There is so much elevation change in so little distance that there are days you can Ski at Brian Head for half day and then drive to the Lake and boat for the second half of the day.
Quail Creek Reservoir is a scenic park in the St George area just 45 minutes south of Cedar City. Quail Creek State Park boasts some of the warmest waters in the state and a mild winter climate luring boaters and anglers year-round. Anglers fish for largemouth bass, rainbow trout, crappie and other species. http://stateparks.utah.gov/park/quail-creek-state-park
Navajo Lake recreation area is located atop Cedar Mountain, approximately 25 miles east of Cedar City. This pristine lake was originally known to the Paiute Indians as “Pa-Cu-Ay”, meaning “Cloud Lake”. Early pioneer settlers gave it its present name after a confrontation took place near the lake between the settlers and some traveling members of the Navajo tribe.

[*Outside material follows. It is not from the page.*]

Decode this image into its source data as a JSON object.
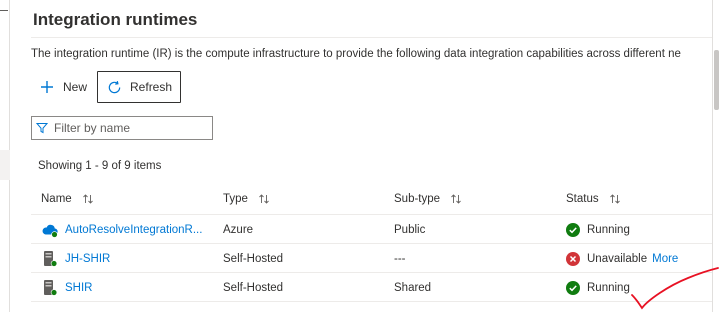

Cedar Bowling Center is located at the north end of town and offers league bowling as well as cosmic bowling every Friday & Saturday from 9pm – Midnight. They also have an arcade, air hockey, party room, big screen TVs, snack bar and great food. https://www.facebook.com/pages/Cedar-Bowl/161692163855629
Frontier Homestead State Park Museum located in Cedar City is a great place to relive the pioneer and early industrial history of Cedar City, Iron County, and southwest Utah through an extensive horse-drawn wagon collection, historic buildings, Paiute native camp, sawmill and replica blast furnace. Enjoy many hands-on activities and interpretive programs throughout the year, including children’s history camps and Christmas at the Homestead. http://stateparks.utah.gov/park/frontier-homestead-state-park-museum
“C” Overlook and Trail is located just a half mile southeast of Cedar City. The “C Overlook” is located at the top of the trail and includes a parking and viewing area, benches, multiple informational signs, and the large white painted “C” on the mountain side. The overlook affords panoramic views of the region’s majestic mountain ranges, sage-studded valleys and quaint, rustic communities below.
The “C Trail” is rapidly becoming one of the region’s most popular hiking and biking areas. The trail covers an elevation change of 2,200 feet and winds 4.2 miles to the large white painted “C” on the mountainside.